The Value of Tourism with Beverley from Tourism Kamloops
As part of our podcast series on the Value of Tourism, we were very fortunate to welcome Beverley DeSantis, CEO of Tourism Kamloops, as a special guest. We spoke to her about her experiences in the sector since she first took up her post. She explained that she came into a community surrounded by incredible tourism attractions, of which it was largely unaware. People in Kamloops tended to focus on their world-class sporting facilities and ignore the region’s rich tourism possibilities. She and her team made a concerted effort to educate the locals about the primary and secondary benefits of tourism.
Listen to Beverley’s insights in this episode of our podcast.
Your Support for Tourism strategy

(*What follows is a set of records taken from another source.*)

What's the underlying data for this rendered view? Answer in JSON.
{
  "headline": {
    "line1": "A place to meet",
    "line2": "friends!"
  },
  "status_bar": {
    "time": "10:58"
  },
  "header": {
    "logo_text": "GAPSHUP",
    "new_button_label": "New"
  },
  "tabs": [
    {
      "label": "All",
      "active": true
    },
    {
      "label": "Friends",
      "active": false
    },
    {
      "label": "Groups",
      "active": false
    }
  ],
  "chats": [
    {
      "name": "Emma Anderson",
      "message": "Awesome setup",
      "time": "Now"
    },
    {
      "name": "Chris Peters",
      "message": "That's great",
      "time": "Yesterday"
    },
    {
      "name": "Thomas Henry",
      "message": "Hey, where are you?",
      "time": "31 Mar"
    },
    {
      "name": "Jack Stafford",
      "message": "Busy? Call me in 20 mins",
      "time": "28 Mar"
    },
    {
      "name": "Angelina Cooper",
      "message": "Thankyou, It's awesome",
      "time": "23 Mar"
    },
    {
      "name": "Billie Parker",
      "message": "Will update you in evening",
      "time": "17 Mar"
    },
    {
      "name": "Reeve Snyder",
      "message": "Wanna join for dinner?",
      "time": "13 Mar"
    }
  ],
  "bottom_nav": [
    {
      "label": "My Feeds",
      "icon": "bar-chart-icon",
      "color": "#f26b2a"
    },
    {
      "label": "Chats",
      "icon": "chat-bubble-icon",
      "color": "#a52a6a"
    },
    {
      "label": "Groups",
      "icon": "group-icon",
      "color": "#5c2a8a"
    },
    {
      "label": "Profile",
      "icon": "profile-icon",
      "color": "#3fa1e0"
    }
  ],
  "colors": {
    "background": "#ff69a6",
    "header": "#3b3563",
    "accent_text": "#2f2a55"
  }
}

Having laid the foundations for your Support for Tourism (another term frequently used for Value of Tourism) campaign, it is time to draw up your implementation strategy. There are two components in a tourism communications campaign: education and engagement. On the one hand, you are aiming to educate your public about your tourism message. On the other, you want to empower yourself and your audience to take active steps, based on the message and information you have conveyed in the educational component of the strategy.

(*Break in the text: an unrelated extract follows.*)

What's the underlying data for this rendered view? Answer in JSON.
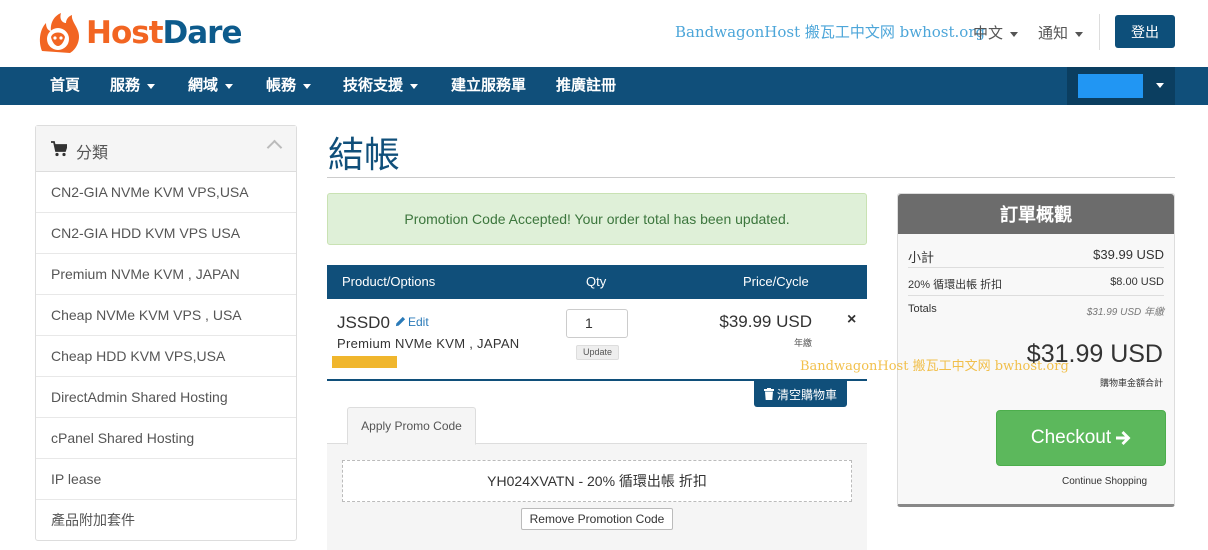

In this episode, we explain how to plan and implement both of these aspects of your Value of Tourism campaign.
Educating Stakeholders – the Tactics
The first step in any Value of Tourism campaign is to educate your stakeholders about your message. Before they can be empowered to carry the campaign forward towards the desired outcomes, they need to understand the value of what they are being asked to do. There are several tactics you can use in your education phase, from polling to one-on-one conversations.
Discover the various tactics and their uses in this episode of our podcast.
Empowering Stakeholders – the Tactics
Once the education stage has been successfully completed, the next step is to empower your stakeholders to move forward with the message you have shared with them during that initial phase. The first step in empowering people to do anything is making sure that they understand the message you have been working to educate them about, so the first thing you need to ask when you go back to your stakeholders, is “Do you get it?” If the answer is no, you need to keep working on your education campaign.
Find out how to empower your stakeholders (once they “get it”) in this episode of our sixth series of Two Babies and a Business.
What is the Value of Tourism Toolkit?
To help our clients plan and execute their Value of Tourism campaigns – particularly if they are under-resourced – we have developed a value of Tourism toolkit, which includes digital assets that can aid them every step of the way. The toolkit includes templates for specific key documents and functions that you will need throughout the campaign, whether you are planning, educating, engaging or empowering. There are assets to help you strategize your campaign, from setting goals to collecting data. There are templates to assist you in creating tools for empowerment – things like letters to government officials, press releases and other tools.
Discover more about the Value of Tourism toolkit in this episode of our podcast.
In the final episode of our series of podcasts on the Value of Tourism, we present an example of the real-world implementation of the Value of Tourism toolkit that we offer to our clients. Amber Harding, Marketing and Communication Specialist at the Northern BC Tourism Association (NBCTA), explains how she and her team approached CIPR Communications to help boost their tourism industries in the wake of the COVID-19 pandemic. They put our toolkit to good use to carry out a four-phase campaign that has helped them breathe new life into the region’s tourism sector.
Find out more about our toolkit and the four stages of NBCTA’s campaign in the final episode of our podcast series on the Value of Tourism.
Listen to our entire podcast for more expert tips on public relations, marketing strategy and related topics, including the Value of Tourism and many others. Read our blog for more insights, or contact us for more information.
Value of Tourism
- Posted on 24 Jun, 2021
- BY CIPR Communications
- Category Uncategorized